Cal State Apply Submission Review! The application has been updated with a Submission Review page. The page provides key academic and application information that students may need to review. Please review this information carefully and correct any issues prior to submission.
SAT and ACT Test Scores
- The CSU has temporarily suspended the use of SAT and ACT test scores for admission purposes. To find more information on the admission requirements for Fall 2021 please visit the First-time Freshman Guidance.
- If SAT and ACT test scores are submitted, the CSU will use scores for placement in English and mathematics courses. Please visit the CSU Student Success site for additional information on placement.
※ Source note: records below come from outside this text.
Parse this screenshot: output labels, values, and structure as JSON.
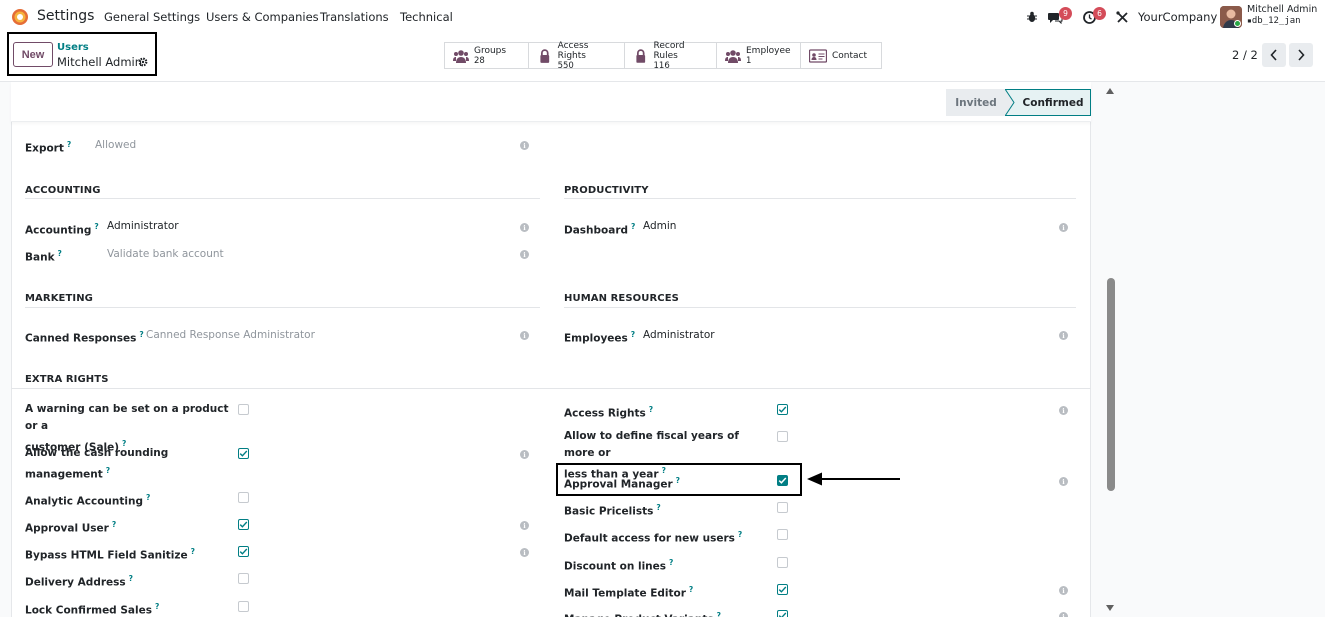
{
  "nav": {
    "app_title": "Settings",
    "menus": [
      "General Settings",
      "Users & Companies",
      "Translations",
      "Technical"
    ],
    "chat_count": "9",
    "activity_count": "6",
    "company": "YourCompany",
    "user_name": "Mitchell Admin",
    "db_name": "db_12_jan"
  },
  "control": {
    "new_label": "New",
    "breadcrumb_parent": "Users",
    "breadcrumb_current": "Mitchell Admin",
    "pager": "2 / 2",
    "smart_buttons": [
      {
        "label": "Groups",
        "value": "28",
        "icon": "users-icon"
      },
      {
        "label": "Access Rights",
        "value": "550",
        "icon": "lock-icon"
      },
      {
        "label": "Record Rules",
        "value": "116",
        "icon": "lock-icon"
      },
      {
        "label": "Employee",
        "value": "1",
        "icon": "users-icon"
      },
      {
        "label": "Contact",
        "value": "",
        "icon": "id-card-icon"
      }
    ]
  },
  "status": {
    "invited": "Invited",
    "confirmed": "Confirmed"
  },
  "form": {
    "export_label": "Export",
    "export_value": "Allowed",
    "accounting_title": "ACCOUNTING",
    "productivity_title": "PRODUCTIVITY",
    "accounting_label": "Accounting",
    "accounting_value": "Administrator",
    "bank_label": "Bank",
    "bank_placeholder": "Validate bank account",
    "dashboard_label": "Dashboard",
    "dashboard_value": "Admin",
    "marketing_title": "MARKETING",
    "hr_title": "HUMAN RESOURCES",
    "canned_label": "Canned Responses",
    "canned_placeholder": "Canned Response Administrator",
    "employees_label": "Employees",
    "employees_value": "Administrator",
    "extra_title": "EXTRA RIGHTS",
    "left_rights": [
      {
        "line1": "A warning can be set on a product or a",
        "line2": "customer (Sale)",
        "checked": false
      },
      {
        "line1": "Allow the cash rounding",
        "line2": "management",
        "checked": true
      },
      {
        "line1": "Analytic Accounting",
        "line2": "",
        "checked": false
      },
      {
        "line1": "Approval User",
        "line2": "",
        "checked": true
      },
      {
        "line1": "Bypass HTML Field Sanitize",
        "line2": "",
        "checked": true
      },
      {
        "line1": "Delivery Address",
        "line2": "",
        "checked": false
      },
      {
        "line1": "Lock Confirmed Sales",
        "line2": "",
        "checked": false
      }
    ],
    "right_rights": [
      {
        "line1": "Access Rights",
        "line2": "",
        "checked": true
      },
      {
        "line1": "Allow to define fiscal years of more or",
        "line2": "less than a year",
        "checked": false
      },
      {
        "line1": "Approval Manager",
        "line2": "",
        "checked": true
      },
      {
        "line1": "Basic Pricelists",
        "line2": "",
        "checked": false
      },
      {
        "line1": "Default access for new users",
        "line2": "",
        "checked": false
      },
      {
        "line1": "Discount on lines",
        "line2": "",
        "checked": false
      },
      {
        "line1": "Mail Template Editor",
        "line2": "",
        "checked": true
      },
      {
        "line1": "Manage Product Variants",
        "line2": "",
        "checked": true
      }
    ]
  },
  "help_mark": "?",
  "info_mark": "i",
  "colors": {
    "accent": "#017e84",
    "brand": "#714b67",
    "badge": "#d44c59"
  }
}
If a student has not taken a test, they can opt out of the Standardized Tests section of Cal State Apply.
Cal State Apply Helpful Links
All Cal State Apply resources have been updated and posted to the Counselor Resource site under First-time Freshman Section. Here are some helpful ones, visit this site for more. There are a lot of resources available for counselors, but some are quite helpful for students.
CSU Video and Campus Virtual Tour Links
For a new CSU overview video and virtual tours of all 23 campuses go here.
Reminders & Clarifications
College-Dual Enrollment Coursework – If you have taken college classes while in high school on your own or through a formal dual enrollment program, you should specify on the application that you are graduating high school senior with college credit. Any college courses taken that will appear on a college transcript should be reported on the College Coursework page. For more information please see the College-Dual Enrollment Coursework Guidance.
Help students not miss the deadline to apply for the Educational Opportunity Program (EOP). Some but not all campuses have a deadline of December 4, 2020 for EOP applicants. Even if you have submitted their application to the CSU, you can still go back into Cal State Apply to indicate you are interested in applying for EOP if you haven’t missed the campus’s deadline. To check the deadline for the campus(es), go to EOP Admission by Term (also available as a PDF). Also, at least one of the recommendations must be from someone who knows your academic history, such as a teacher or counselor. The other recommendation can be from an individual who can comment about your potential to succeed in college but cannot be the student or a family member.
DACA, undocumented or AB540 students should enter “None” as their citizenship status. Under “Residency,” they should select “California” as their state of residency if they consider California their home.
There have been changes in impaction on both campuses and degree programs for the 2021-22 academic year. Impaction means that there are more qualified applicants for a program or campus than can be accommodated. For the most current information, visit the Impaction center on Calstate.edu.
This resource was compiled with information from the CSU Office of the Chancellor